Grief can trigger depression and can co-exist with it but there are differences between the two.  For example, healthy grief tends to lessen with time (perhaps a long time) and often happens in waves.  Depression may be more persistent and entail feelings of worthlessness usually not present in grief.


Poor health can have a role in the development of depression.  That’s particularly true when illness is life-threatening, life-changing or chronic.  Conditions affecting the brain and nervous system (including head injuries) can be particularly linked to depression, as can hormonal problems (especially thyroid issues) and symptoms relating to the menstrual cycle or to the menopause.

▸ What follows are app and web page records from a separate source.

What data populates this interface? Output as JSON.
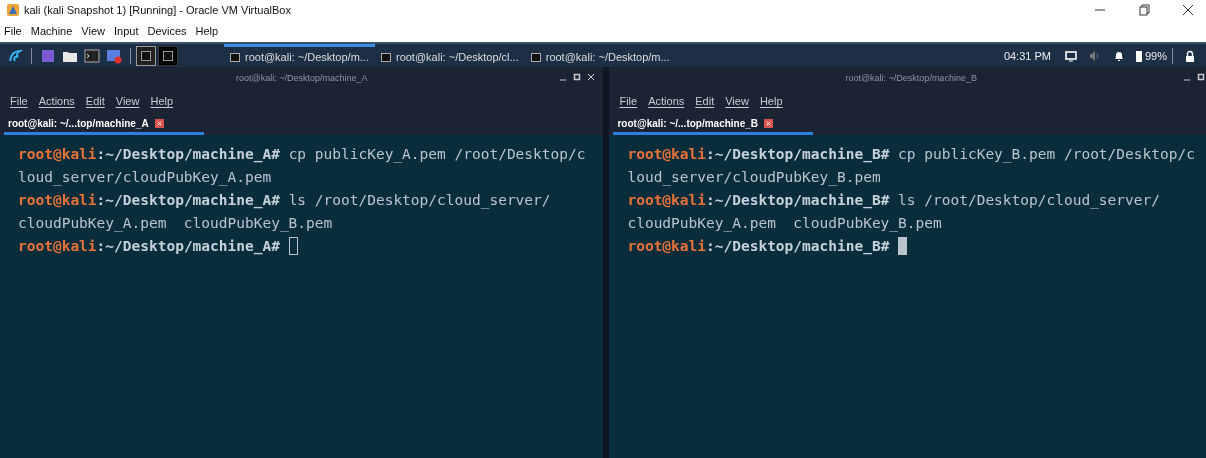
{
  "window": {
    "title": "kali (kali Snapshot 1) [Running] - Oracle VM VirtualBox"
  },
  "menu": [
    "File",
    "Machine",
    "View",
    "Input",
    "Devices",
    "Help"
  ],
  "panel": {
    "tasks": [
      {
        "label": "root@kali: ~/Desktop/m...",
        "selected": true
      },
      {
        "label": "root@kali: ~/Desktop/cl...",
        "selected": false
      },
      {
        "label": "root@kali: ~/Desktop/m...",
        "selected": false
      }
    ],
    "workspaces": [
      {
        "selected": true
      },
      {
        "selected": false
      }
    ],
    "clock": "04:31 PM",
    "battery": "99%"
  },
  "terminals": [
    {
      "title": "root@kali: ~/Desktop/machine_A",
      "closable": true,
      "focused": false,
      "menu": [
        "File",
        "Actions",
        "Edit",
        "View",
        "Help"
      ],
      "tab": "root@kali: ~/...top/machine_A",
      "lines": [
        {
          "kind": "prompt",
          "user": "root@kali",
          "path": ":~/Desktop/machine_A#",
          "command": " cp publicKey_A.pem /root/Desktop/c"
        },
        {
          "kind": "output",
          "text": "loud_server/cloudPubKey_A.pem"
        },
        {
          "kind": "prompt",
          "user": "root@kali",
          "path": ":~/Desktop/machine_A#",
          "command": " ls /root/Desktop/cloud_server/"
        },
        {
          "kind": "output",
          "text": "cloudPubKey_A.pem  cloudPubKey_B.pem"
        },
        {
          "kind": "prompt",
          "user": "root@kali",
          "path": ":~/Desktop/machine_A#",
          "cursor": true
        }
      ]
    },
    {
      "title": "root@kali: ~/Desktop/machine_B",
      "closable": false,
      "focused": true,
      "menu": [
        "File",
        "Actions",
        "Edit",
        "View",
        "Help"
      ],
      "tab": "root@kali: ~/...top/machine_B",
      "lines": [
        {
          "kind": "prompt",
          "user": "root@kali",
          "path": ":~/Desktop/machine_B#",
          "command": " cp publicKey_B.pem /root/Desktop/c"
        },
        {
          "kind": "output",
          "text": "loud_server/cloudPubKey_B.pem"
        },
        {
          "kind": "prompt",
          "user": "root@kali",
          "path": ":~/Desktop/machine_B#",
          "command": " ls /root/Desktop/cloud_server/"
        },
        {
          "kind": "output",
          "text": "cloudPubKey_A.pem  cloudPubKey_B.pem"
        },
        {
          "kind": "prompt",
          "user": "root@kali",
          "path": ":~/Desktop/machine_B#",
          "cursor": true
        }
      ]
    }
  ]
}
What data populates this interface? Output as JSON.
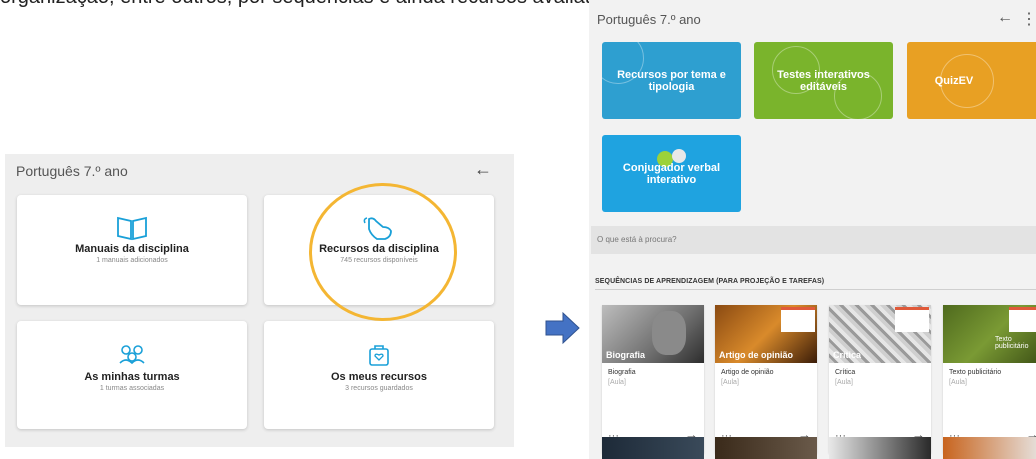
{
  "caption": "organização, entre outros, por sequências e ainda recursos avaliativos.",
  "left_panel": {
    "title": "Português 7.º ano",
    "cards": [
      {
        "title": "Manuais da disciplina",
        "subtitle": "1 manuais adicionados",
        "icon": "book-icon"
      },
      {
        "title": "Recursos da disciplina",
        "subtitle": "745 recursos disponíveis",
        "icon": "pointing-hand-icon"
      },
      {
        "title": "As minhas turmas",
        "subtitle": "1 turmas associadas",
        "icon": "group-icon"
      },
      {
        "title": "Os meus recursos",
        "subtitle": "3 recursos guardados",
        "icon": "saved-resources-icon"
      }
    ],
    "highlight_color": "#f4b633"
  },
  "arrow_color": "#4472c4",
  "right_panel": {
    "title": "Português 7.º ano",
    "tiles": [
      {
        "label": "Recursos por tema e tipologia",
        "color": "#2e9fd0"
      },
      {
        "label": "Testes interativos editáveis",
        "color": "#7ab42c"
      },
      {
        "label": "QuizEV",
        "color": "#e8a023"
      },
      {
        "label": "Conjugador verbal interativo",
        "color": "#1fa3e0"
      }
    ],
    "search_placeholder": "O que está à procura?",
    "section_title": "SEQUÊNCIAS DE APRENDIZAGEM (PARA PROJEÇÃO E TAREFAS)",
    "lessons": [
      {
        "overlay": "Biografia",
        "name": "Biografia",
        "type": "[Aula]"
      },
      {
        "overlay": "Artigo de opinião",
        "name": "Artigo de opinião",
        "type": "[Aula]"
      },
      {
        "overlay": "Crítica",
        "name": "Crítica",
        "type": "[Aula]"
      },
      {
        "overlay": "Texto publicitário",
        "name": "Texto publicitário",
        "type": "[Aula]"
      }
    ],
    "more_symbol": "···",
    "go_symbol": "→",
    "back_symbol": "←",
    "menu_symbol": "⋮"
  }
}
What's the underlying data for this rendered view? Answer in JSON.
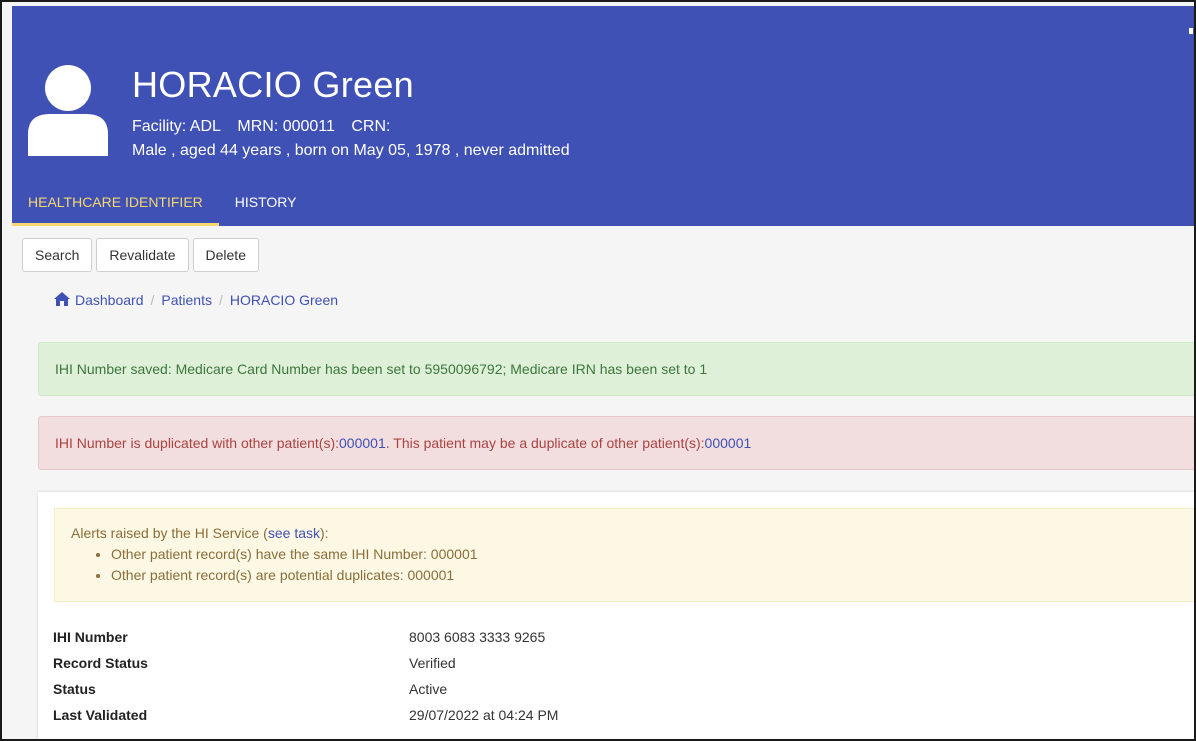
{
  "patient": {
    "name": "HORACIO Green",
    "facility": "Facility: ADL",
    "mrn": "MRN: 000011",
    "crn": "CRN:",
    "summary": "Male , aged 44 years , born on May 05, 1978 , never admitted"
  },
  "tabs": [
    {
      "label": "HEALTHCARE IDENTIFIER",
      "active": true
    },
    {
      "label": "HISTORY",
      "active": false
    }
  ],
  "toolbar": {
    "search_label": "Search",
    "revalidate_label": "Revalidate",
    "delete_label": "Delete"
  },
  "breadcrumb": {
    "home": "Dashboard",
    "patients": "Patients",
    "current": "HORACIO Green"
  },
  "alerts": {
    "success": "IHI Number saved: Medicare Card Number has been set to 5950096792; Medicare IRN has been set to 1",
    "danger_prefix": "IHI Number is duplicated with other patient(s): ",
    "danger_link1": "000001",
    "danger_middle": ". This patient may be a duplicate of other patient(s): ",
    "danger_link2": "000001"
  },
  "hi_service": {
    "intro_prefix": "Alerts raised by the HI Service (",
    "intro_link": "see task",
    "intro_suffix": "):",
    "items": [
      "Other patient record(s) have the same IHI Number: 000001",
      "Other patient record(s) are potential duplicates: 000001"
    ]
  },
  "details": [
    {
      "label": "IHI Number",
      "value": "8003 6083 3333 9265"
    },
    {
      "label": "Record Status",
      "value": "Verified"
    },
    {
      "label": "Status",
      "value": "Active"
    },
    {
      "label": "Last Validated",
      "value": "29/07/2022 at 04:24 PM"
    }
  ],
  "colors": {
    "header_bg": "#3f51b5",
    "active_tab": "#f5d76e",
    "link": "#3f51b5",
    "success_bg": "#dff0d8",
    "danger_bg": "#f2dede",
    "warning_bg": "#fcf8e3"
  },
  "icons": {
    "avatar": "person-avatar-icon",
    "home": "home-icon"
  }
}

There is evidence that some natural bodily changes connected with ageing may increase one’s risk of becoming depressed.  Clearly in old age other factors may also be implicated such as the loss of a partner or other family members, loneliness, lack of social support including friends, failing faculties (eyesight, hearing etc) and no longer being able to participate in enjoyable activities.

Substance misuse

Depression is frequently present in those abusing substances.  People who are depressed may drink or use drugs to improve their mood but a substance such as alcohol is itself a depressant which can increase low mood and tiredness.  Even if substances temporarily make a person feel better they often exacerbate depression in the longer term.

Getting help

The above is intended to be no more than a quick survey of some of the biggest causes of depression.  It might be worth repeating from my May 2021 blog that various treatments are available for the illness.  Medication can make a real difference and can be an alternative or an adjunct to a talking therapy such as CBT (Cognitive Behavioural Therapy) or psychodynamic psychotherapy.